Whether Sir Ivan is a pro or anti-Brexiteer matters very little, he remains a man of consummate experience and his departure today is a very sad comment on the way debate and negotiations about our future with Europe are so-far progressing.
Sadly, I think in many Brexiteers’ minds, Sir Ivan is inextricably linked to his two mentors Sir Kenneth Clarke and Tony Blair but there is a big difference between what his private views may have been and what his public office represented. With so many years at the top end of the civil service and our ear in Brussels, his will be a very hard act to follow and he will be a tough man to replace.

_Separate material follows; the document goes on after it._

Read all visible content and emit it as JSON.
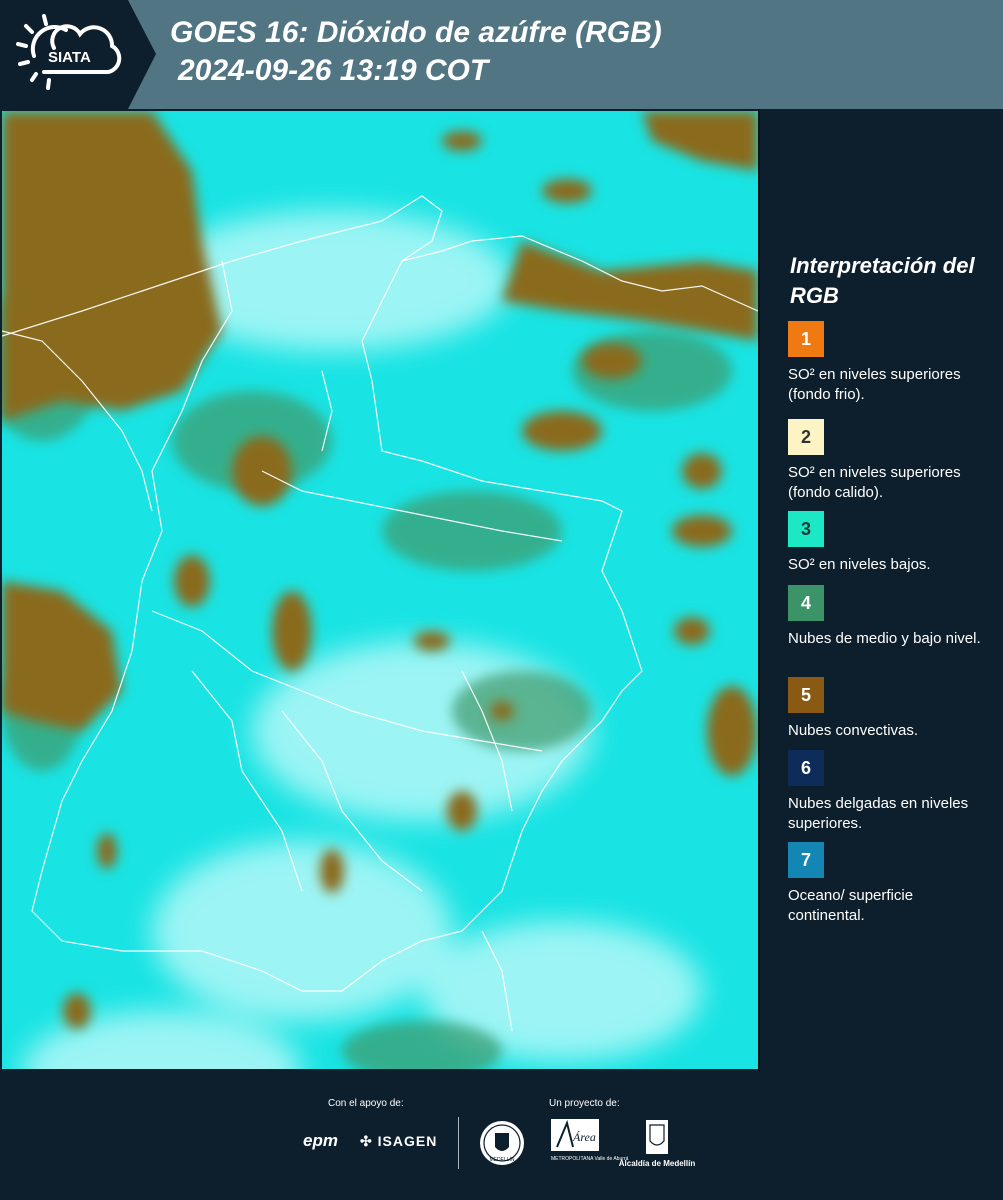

If he was pushed, it is likely that it was a result of his leaked and pessimistic forecast that it would take 10 years to leave the EU whether a few EU officials may have thought otherwise or not. But it is highly unlikely that he himself was behind such a leak.
Should Sir Ivan have resigned months’ ago when Brexit was announced? Probably not. This is a man who successfully served two different parties as a senior civil servant. He was well-placed to execute policies he may not have liked- but frankly, we do not even know that. All we know is that he gave ministers his honest assessment that completing negotiations in a two year time-frame was over-optimistic.

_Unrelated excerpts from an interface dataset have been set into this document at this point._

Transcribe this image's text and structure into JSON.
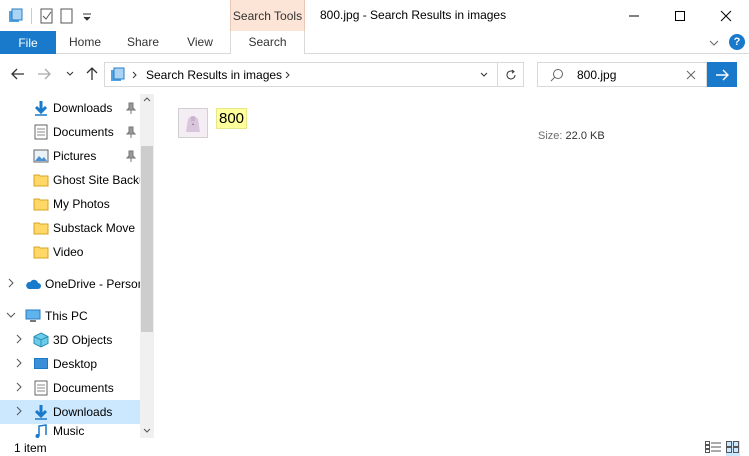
{
  "window": {
    "title": "800.jpg - Search Results in images",
    "contextual_tab": "Search Tools",
    "controls": [
      "minimize-icon",
      "maximize-icon",
      "close-icon"
    ]
  },
  "ribbon": {
    "tabs": [
      "File",
      "Home",
      "Share",
      "View",
      "Search"
    ]
  },
  "address": {
    "path": "Search Results in images",
    "search_value": "800.jpg"
  },
  "nav": {
    "quick_access": [
      {
        "label": "Downloads",
        "icon": "download-arrow-icon",
        "pinned": true
      },
      {
        "label": "Documents",
        "icon": "document-icon",
        "pinned": true
      },
      {
        "label": "Pictures",
        "icon": "pictures-icon",
        "pinned": true
      },
      {
        "label": "Ghost Site Backup",
        "icon": "folder-icon",
        "pinned": false
      },
      {
        "label": "My Photos",
        "icon": "folder-icon",
        "pinned": false
      },
      {
        "label": "Substack Move",
        "icon": "folder-icon",
        "pinned": false
      },
      {
        "label": "Video",
        "icon": "folder-icon",
        "pinned": false
      }
    ],
    "onedrive": "OneDrive - Personal",
    "this_pc": "This PC",
    "pc_items": [
      {
        "label": "3D Objects",
        "icon": "cube-icon",
        "selected": false
      },
      {
        "label": "Desktop",
        "icon": "desktop-icon",
        "selected": false
      },
      {
        "label": "Documents",
        "icon": "document-icon",
        "selected": false
      },
      {
        "label": "Downloads",
        "icon": "download-arrow-icon",
        "selected": true
      },
      {
        "label": "Music",
        "icon": "music-icon",
        "selected": false
      }
    ]
  },
  "result": {
    "name": "800",
    "size_label": "Size:",
    "size_value": "22.0 KB"
  },
  "status": {
    "count": "1 item"
  },
  "colors": {
    "accent": "#1979ca",
    "selection": "#cce8ff",
    "highlight": "#ffff9c",
    "context_tab": "#fce4d6"
  }
}
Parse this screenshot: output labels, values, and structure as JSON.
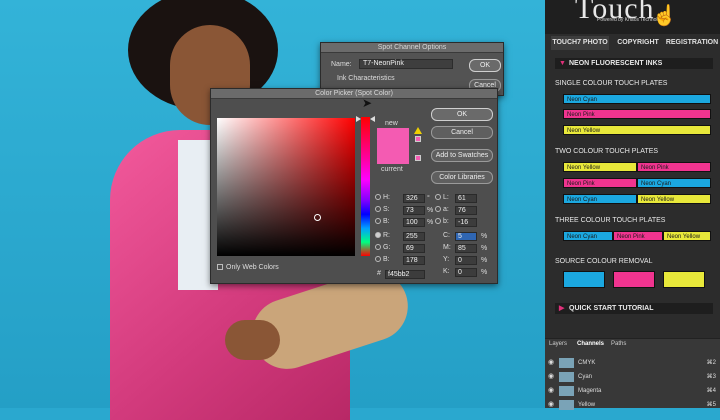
{
  "spot_dialog": {
    "title": "Spot Channel Options",
    "name_label": "Name:",
    "name_value": "T7-NeonPink",
    "ink_label": "Ink Characteristics",
    "ok": "OK",
    "cancel": "Cancel"
  },
  "picker": {
    "title": "Color Picker (Spot Color)",
    "ok": "OK",
    "cancel": "Cancel",
    "add_swatches": "Add to Swatches",
    "color_libraries": "Color Libraries",
    "new_label": "new",
    "current_label": "current",
    "only_web": "Only Web Colors",
    "hex": "f45bb2",
    "hex_label": "#",
    "hsb": [
      {
        "label": "H:",
        "value": "326",
        "unit": "°"
      },
      {
        "label": "S:",
        "value": "73",
        "unit": "%"
      },
      {
        "label": "B:",
        "value": "100",
        "unit": "%"
      }
    ],
    "rgb": [
      {
        "label": "R:",
        "value": "255"
      },
      {
        "label": "G:",
        "value": "69"
      },
      {
        "label": "B:",
        "value": "178"
      }
    ],
    "lab": [
      {
        "label": "L:",
        "value": "61"
      },
      {
        "label": "a:",
        "value": "76"
      },
      {
        "label": "b:",
        "value": "-16"
      }
    ],
    "cmyk": [
      {
        "label": "C:",
        "value": "5",
        "unit": "%"
      },
      {
        "label": "M:",
        "value": "85",
        "unit": "%"
      },
      {
        "label": "Y:",
        "value": "0",
        "unit": "%"
      },
      {
        "label": "K:",
        "value": "0",
        "unit": "%"
      }
    ]
  },
  "panel": {
    "logo": "Touch",
    "powered": "Powered by Khaos Technology",
    "tabs": [
      "TOUCH7 PHOTO",
      "COPYRIGHT",
      "REGISTRATION"
    ],
    "section1": "NEON FLUORESCENT INKS",
    "single_title": "SINGLE COLOUR TOUCH PLATES",
    "single": [
      "Neon Cyan",
      "Neon Pink",
      "Neon Yellow"
    ],
    "two_title": "TWO COLOUR TOUCH PLATES",
    "two": [
      [
        "Neon Yellow",
        "Neon Pink"
      ],
      [
        "Neon Pink",
        "Neon Cyan"
      ],
      [
        "Neon Cyan",
        "Neon Yellow"
      ]
    ],
    "three_title": "THREE COLOUR TOUCH PLATES",
    "three": [
      "Neon Cyan",
      "Neon Pink",
      "Neon Yellow"
    ],
    "removal_title": "SOURCE COLOUR REMOVAL",
    "section2": "QUICK START TUTORIAL"
  },
  "layers": {
    "tabs": [
      "Layers",
      "Channels",
      "Paths"
    ],
    "rows": [
      {
        "name": "CMYK",
        "shortcut": "⌘2"
      },
      {
        "name": "Cyan",
        "shortcut": "⌘3"
      },
      {
        "name": "Magenta",
        "shortcut": "⌘4"
      },
      {
        "name": "Yellow",
        "shortcut": "⌘5"
      }
    ]
  }
}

He was due to resign in Autumn. It’s a shame he was not allowed to wait till then.
When we abandon dignity and kindness, we can all but abandon hope.

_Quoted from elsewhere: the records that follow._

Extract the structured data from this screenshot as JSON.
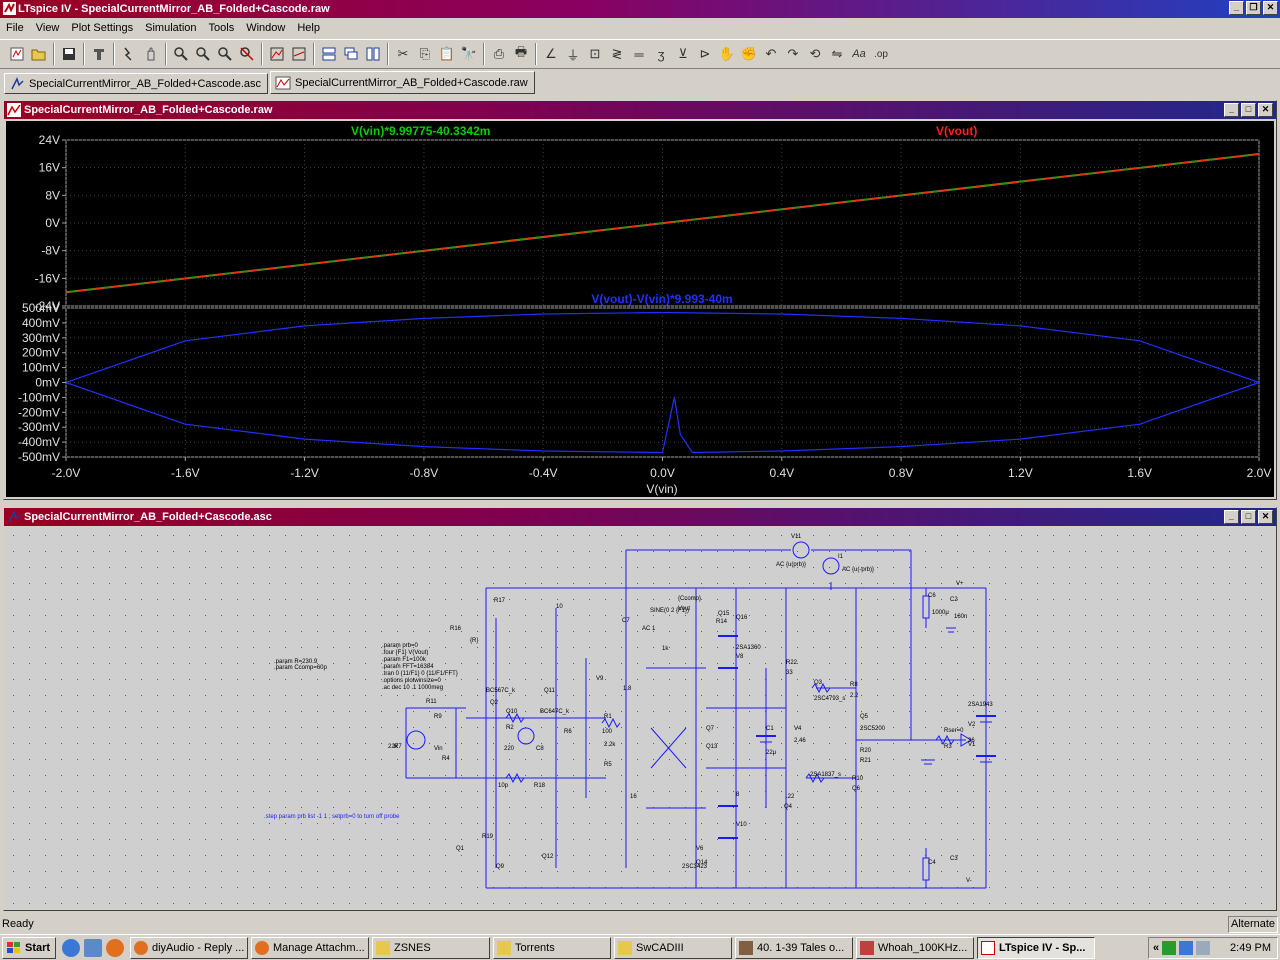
{
  "app": {
    "title": "LTspice IV - SpecialCurrentMirror_AB_Folded+Cascode.raw"
  },
  "menu": [
    "File",
    "View",
    "Plot Settings",
    "Simulation",
    "Tools",
    "Window",
    "Help"
  ],
  "toolbar_icons": [
    "schematic-icon",
    "open-icon",
    "save-icon",
    "control-panel-icon",
    "run-icon",
    "halt-icon",
    "zoom-in-icon",
    "zoom-area-icon",
    "zoom-out-icon",
    "zoom-cancel-icon",
    "autorange-icon",
    "fit-icon",
    "tile-horizontal-icon",
    "cascade-icon",
    "tile-vertical-icon",
    "cut-icon",
    "copy-icon",
    "paste-icon",
    "find-icon",
    "print-preview-icon",
    "print-icon",
    "wire-icon",
    "ground-icon",
    "label-icon",
    "resistor-icon",
    "capacitor-icon",
    "inductor-icon",
    "diode-icon",
    "component-icon",
    "move-icon",
    "drag-icon",
    "undo-icon",
    "redo-icon",
    "rotate-icon",
    "mirror-icon",
    "text-icon",
    "spice-directive-icon"
  ],
  "tabs": [
    {
      "label": "SpecialCurrentMirror_AB_Folded+Cascode.asc"
    },
    {
      "label": "SpecialCurrentMirror_AB_Folded+Cascode.raw"
    }
  ],
  "plot_window": {
    "title": "SpecialCurrentMirror_AB_Folded+Cascode.raw",
    "top_pane": {
      "trace1_label": "V(vin)*9.99775-40.3342m",
      "trace1_color": "#00d000",
      "trace2_label": "V(vout)",
      "trace2_color": "#ff2020",
      "y_ticks": [
        "24V",
        "16V",
        "8V",
        "0V",
        "-8V",
        "-16V",
        "-24V"
      ]
    },
    "bottom_pane": {
      "trace_label": "V(vout)-V(vin)*9.993-40m",
      "trace_color": "#2030ff",
      "y_ticks": [
        "500mV",
        "400mV",
        "300mV",
        "200mV",
        "100mV",
        "0mV",
        "-100mV",
        "-200mV",
        "-300mV",
        "-400mV",
        "-500mV"
      ]
    },
    "x_ticks": [
      "-2.0V",
      "-1.6V",
      "-1.2V",
      "-0.8V",
      "-0.4V",
      "0.0V",
      "0.4V",
      "0.8V",
      "1.2V",
      "1.6V",
      "2.0V"
    ],
    "x_label": "V(vin)"
  },
  "chart_data": [
    {
      "type": "line",
      "xlabel": "V(vin)",
      "xlim": [
        -2.0,
        2.0
      ],
      "ylim": [
        -24,
        24
      ],
      "yunit": "V",
      "series": [
        {
          "name": "V(vin)*9.99775-40.3342m",
          "x": [
            -2.0,
            2.0
          ],
          "y": [
            -20.04,
            19.95
          ]
        },
        {
          "name": "V(vout)",
          "x": [
            -2.0,
            2.0
          ],
          "y": [
            -20.04,
            19.95
          ]
        }
      ]
    },
    {
      "type": "line",
      "xlabel": "V(vin)",
      "xlim": [
        -2.0,
        2.0
      ],
      "ylim": [
        -0.5,
        0.5
      ],
      "yunit": "V",
      "series": [
        {
          "name": "V(vout)-V(vin)*9.993-40m",
          "x": [
            -2.0,
            -1.6,
            -1.2,
            -0.8,
            -0.4,
            0.0,
            0.4,
            0.8,
            1.2,
            1.6,
            2.0
          ],
          "y": [
            0.0,
            0.28,
            0.38,
            0.43,
            0.46,
            0.47,
            0.46,
            0.43,
            0.38,
            0.28,
            0.0
          ]
        },
        {
          "name": "V(vout)-V(vin)*9.993-40m",
          "x": [
            -2.0,
            -1.6,
            -1.2,
            -0.8,
            -0.4,
            0.0,
            0.04,
            0.06,
            0.1,
            0.4,
            0.8,
            1.2,
            1.6,
            2.0
          ],
          "y": [
            0.0,
            -0.28,
            -0.38,
            -0.43,
            -0.46,
            -0.47,
            -0.1,
            -0.35,
            -0.47,
            -0.46,
            -0.43,
            -0.38,
            -0.28,
            0.0
          ]
        }
      ]
    }
  ],
  "schematic_window": {
    "title": "SpecialCurrentMirror_AB_Folded+Cascode.asc",
    "directives": [
      ".param R=230.9",
      ".param Ccomp=60p",
      ".param prb=0",
      ".four {F1} V(Vout)",
      ".param F1=100k",
      ".param FFT=16384",
      ".tran 0 {11/F1} 0 {11/F1/FFT}",
      ".options plotwinsize=0",
      ".ac dec 10 .1 1000meg",
      ".step param prb list -1 1 ; setprb=0 to turn off probe"
    ],
    "labels": [
      "V11",
      "I1",
      "AC {u(prb)}",
      "AC {u(-prb)}",
      "V+",
      "V-",
      "C6",
      "C2",
      "1000μ",
      "160n",
      "C4",
      "C3",
      "R17",
      "10",
      "R16",
      "{R}",
      "BC567C_k",
      "Q11",
      "Q2",
      "Q10",
      "BC647C_k",
      "R2",
      "R1",
      "100",
      "R6",
      "2.2k",
      "R5",
      "220",
      "C8",
      "10p",
      "R18",
      "R19",
      "Q1",
      "Q9",
      "Q12",
      "R11",
      "R9",
      "Vin",
      "R4",
      "R7",
      "22k",
      "SINE(0 2 {F1})",
      "AC 1",
      "C7",
      "{Ccomp}",
      "Vout",
      "R14",
      "1k",
      "Q15",
      "Q16",
      "2SA1360",
      "V8",
      "V9",
      "1.8",
      "16",
      "Q7",
      "Q13",
      "C1",
      "22μ",
      "V4",
      "2.46",
      "R22",
      "33",
      "Q3",
      "2SC4793_s",
      "R8",
      "2.2",
      "Q5",
      "2SC5200",
      "R20",
      "R21",
      ".22",
      "Q4",
      "2SA1837_s",
      "R10",
      "Q6",
      "2SA1943",
      "V1",
      "V2",
      "36",
      "Rser=0",
      "R3",
      "8",
      "V10",
      "V6",
      "Q14",
      "2SC3423",
      "R15"
    ],
    "status": "Ready",
    "status_right": "Alternate"
  },
  "taskbar": {
    "start": "Start",
    "quick_launch": [
      "ie-icon",
      "desktop-icon",
      "firefox-icon"
    ],
    "items": [
      {
        "label": "diyAudio - Reply ...",
        "icon": "firefox-icon"
      },
      {
        "label": "Manage Attachm...",
        "icon": "firefox-icon"
      },
      {
        "label": "ZSNES",
        "icon": "folder-icon"
      },
      {
        "label": "Torrents",
        "icon": "folder-icon"
      },
      {
        "label": "SwCADIII",
        "icon": "folder-icon"
      },
      {
        "label": "40. 1-39 Tales o...",
        "icon": "media-icon"
      },
      {
        "label": "Whoah_100KHz...",
        "icon": "paint-icon"
      },
      {
        "label": "LTspice IV - Sp...",
        "icon": "ltspice-icon",
        "active": true
      }
    ],
    "clock": "2:49 PM"
  }
}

I hope we have not got to that point: it would be good to hear at some point that senior UK officials tried to persuade him to stay. So far, there has been nothing reported to suggest that was the case. Quite the contrary.